▶ _Problem description_: Report the count of lines below in which the string "icon" occurs; include nothing else.

Saved entries
※

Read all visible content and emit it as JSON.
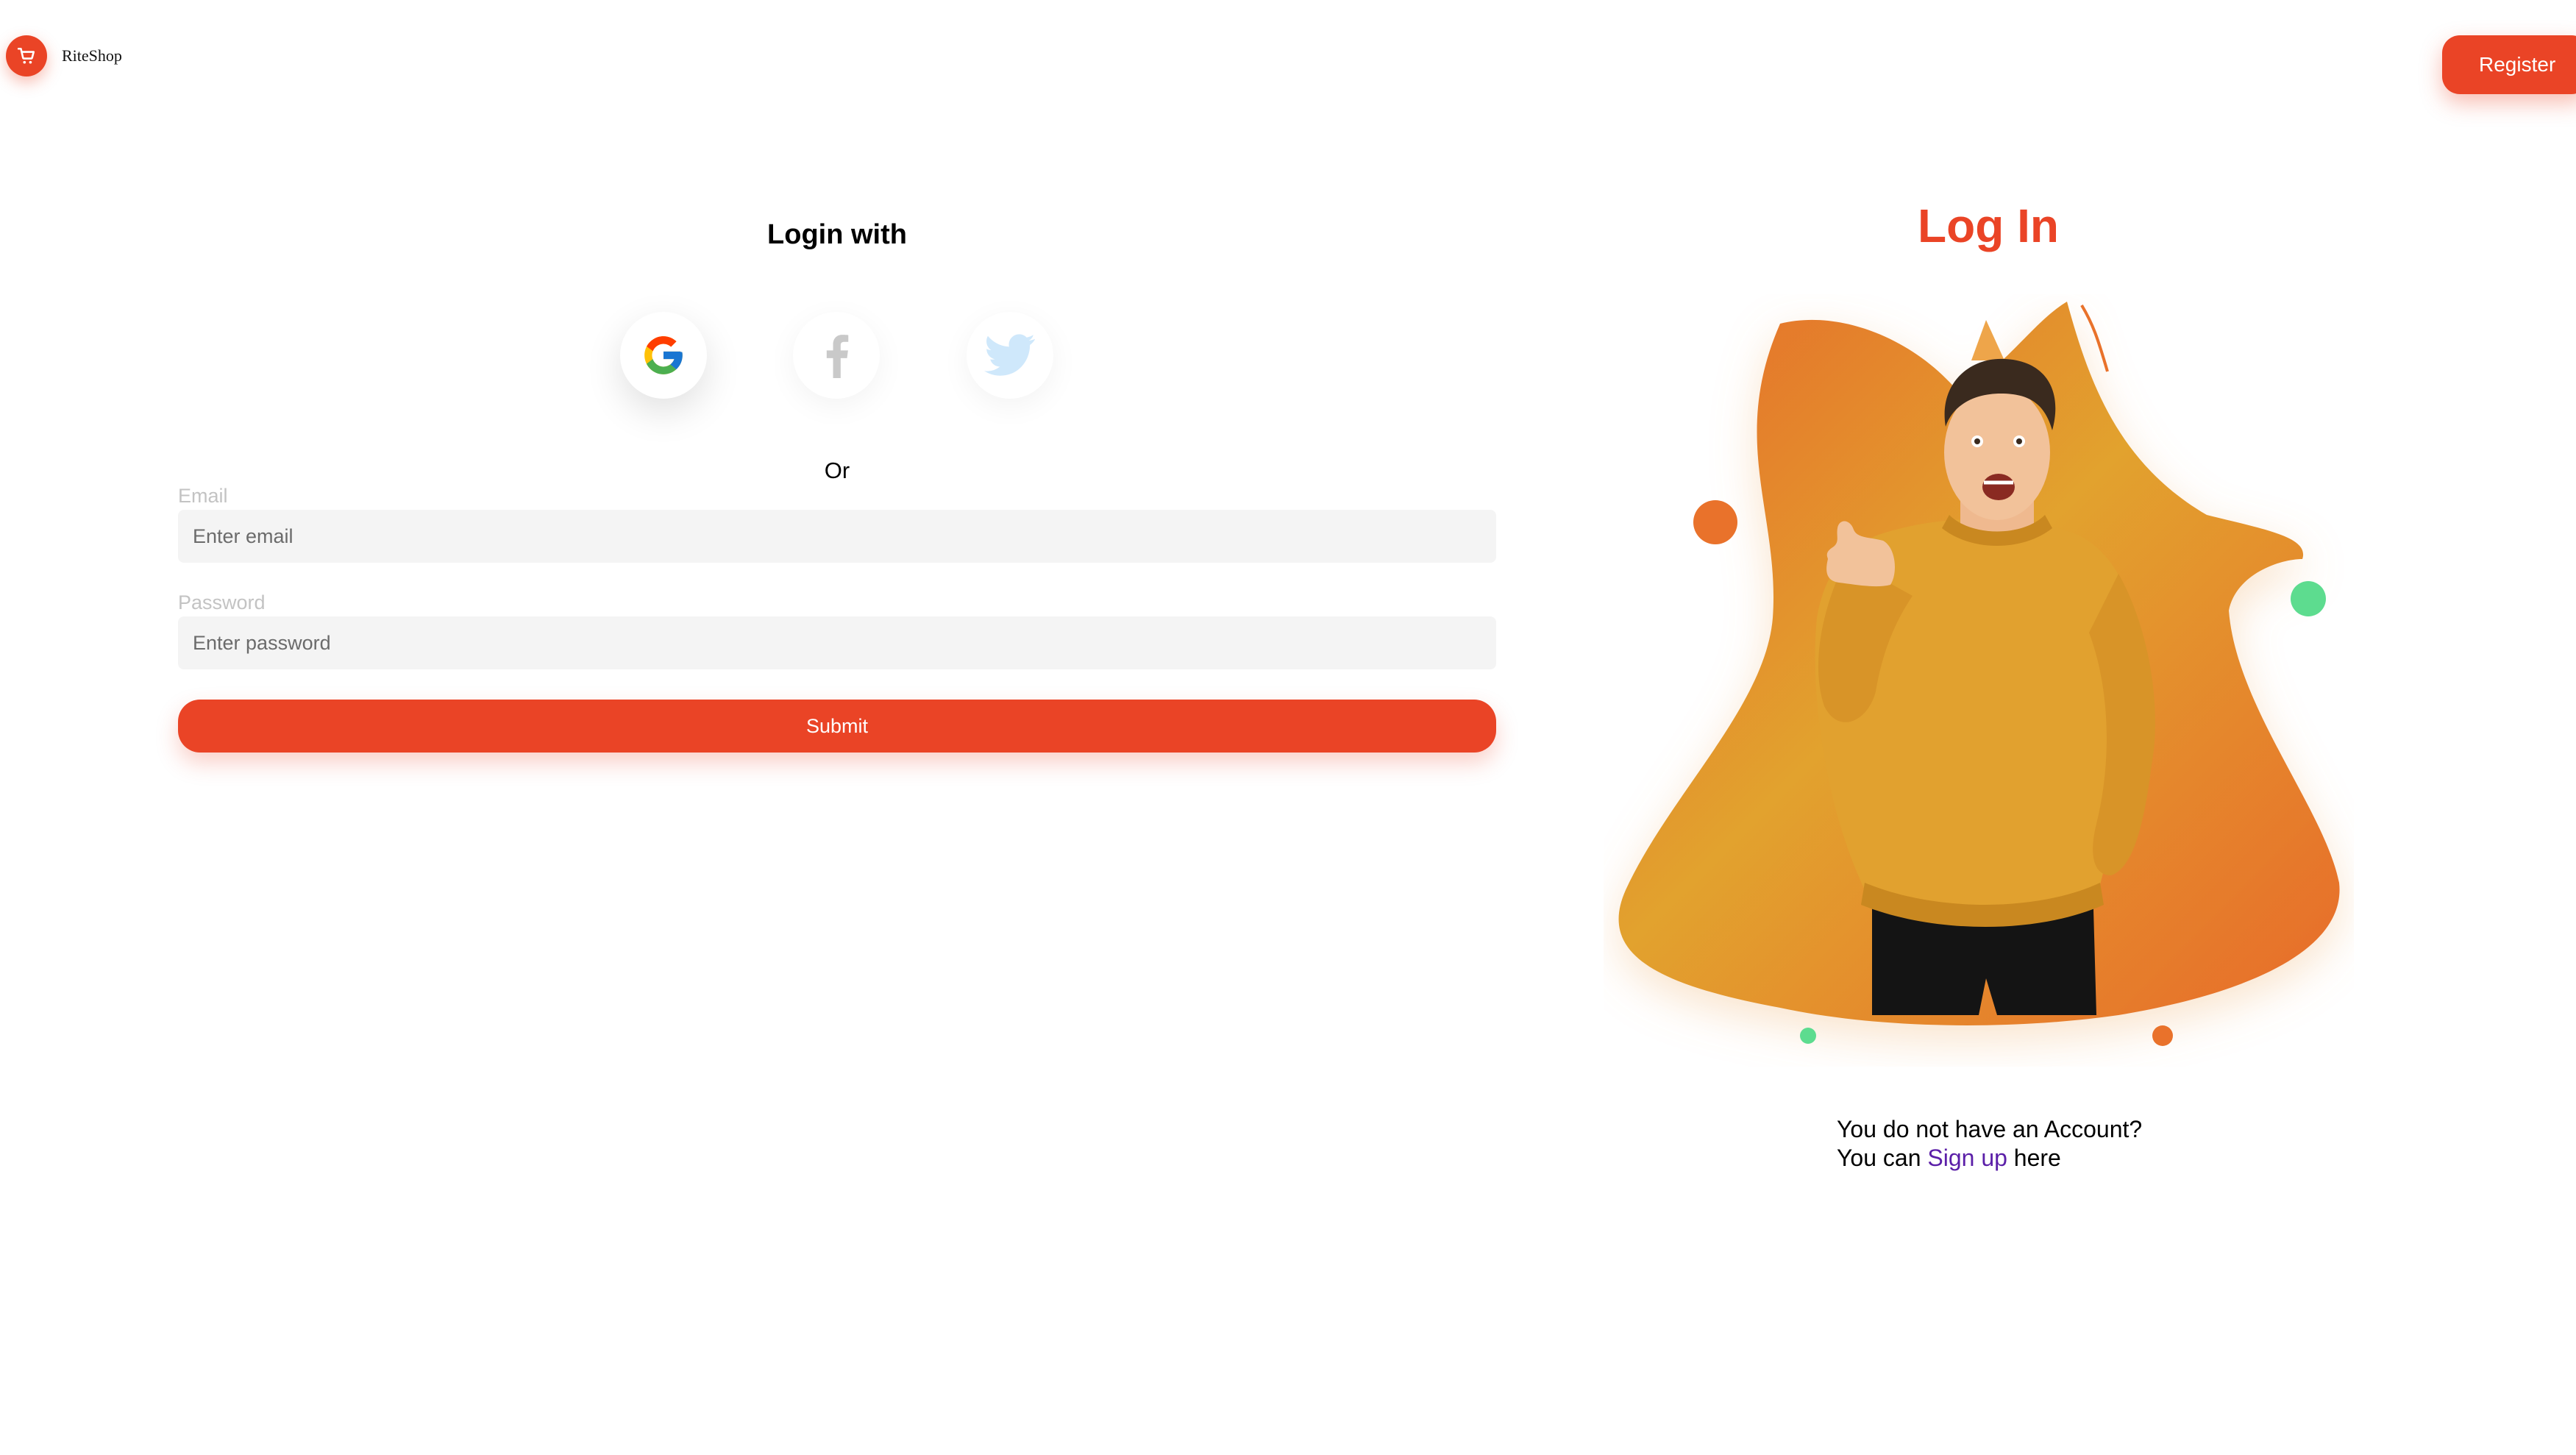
{
  "header": {
    "logo_icon": "shopping-cart-icon",
    "brand": "RiteShop",
    "register_label": "Register"
  },
  "login": {
    "heading": "Login with",
    "social": [
      {
        "name": "google",
        "icon": "google-icon"
      },
      {
        "name": "facebook",
        "icon": "facebook-icon"
      },
      {
        "name": "twitter",
        "icon": "twitter-icon"
      }
    ],
    "or_text": "Or",
    "email_label": "Email",
    "email_placeholder": "Enter email",
    "password_label": "Password",
    "password_placeholder": "Enter password",
    "submit_label": "Submit"
  },
  "hero": {
    "title": "Log In",
    "illustration": "smiling-man-pointing-illustration",
    "signup_line1": "You do not have an Account?",
    "signup_prefix": "You can ",
    "signup_link": "Sign up",
    "signup_suffix": " here"
  },
  "colors": {
    "accent": "#ea4426",
    "link": "#5b1fa8",
    "input_bg": "#f4f4f4",
    "blob_orange": "#e9722b",
    "blob_gold": "#e2a22d",
    "dot_green": "#5ddc8f"
  }
}
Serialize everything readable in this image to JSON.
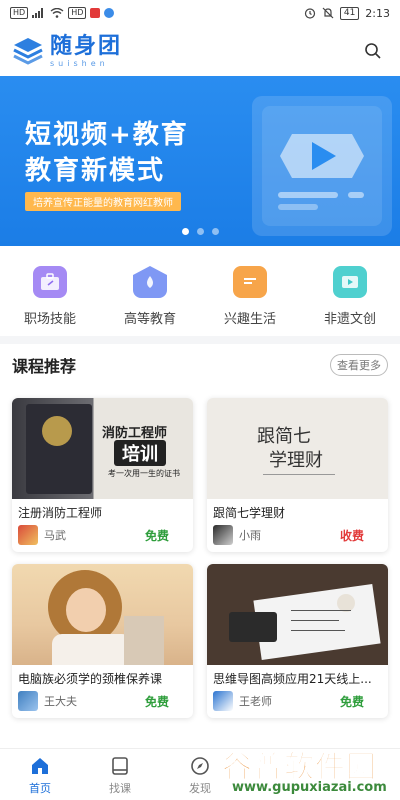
{
  "status_bar": {
    "left_chip1": "HD",
    "left_chip2": "HD",
    "battery": "41",
    "time": "2:13"
  },
  "header": {
    "logo_cn": "随身团",
    "logo_en": "suishen"
  },
  "banner": {
    "title_line1": "短视频+教育",
    "title_line2": "教育新模式",
    "subtitle": "培养宣传正能量的教育网红教师",
    "active_dot": 0
  },
  "categories": [
    {
      "label": "职场技能",
      "color": "#8d6cf0"
    },
    {
      "label": "高等教育",
      "color": "#6a86f2"
    },
    {
      "label": "兴趣生活",
      "color": "#f59b3a"
    },
    {
      "label": "非遗文创",
      "color": "#3fc8c8"
    }
  ],
  "section": {
    "title": "课程推荐",
    "more": "查看更多"
  },
  "courses": [
    {
      "title": "注册消防工程师",
      "teacher": "马武",
      "price": "免费",
      "price_color": "#2f9e3c",
      "img_text1": "消防工程师",
      "img_text2": "培训",
      "img_text3": "考一次用一生的证书"
    },
    {
      "title": "跟简七学理财",
      "teacher": "小雨",
      "price": "收费",
      "price_color": "#e23a3a",
      "img_text1": "跟简七",
      "img_text2": "学理财"
    },
    {
      "title": "电脑族必须学的颈椎保养课",
      "teacher": "王大夫",
      "price": "免费",
      "price_color": "#2f9e3c"
    },
    {
      "title": "思维导图高频应用21天线上...",
      "teacher": "王老师",
      "price": "免费",
      "price_color": "#2f9e3c"
    }
  ],
  "tabs": [
    {
      "label": "首页",
      "icon": "home-icon",
      "active": true
    },
    {
      "label": "找课",
      "icon": "book-icon",
      "active": false
    },
    {
      "label": "发现",
      "icon": "compass-icon",
      "active": false
    }
  ],
  "watermark": {
    "main": "谷普软件园",
    "url": "www.gupuxiazai.com"
  },
  "colors": {
    "brand": "#1d6fd9",
    "banner": "#1b7de6"
  }
}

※

▶ _Reply_: 7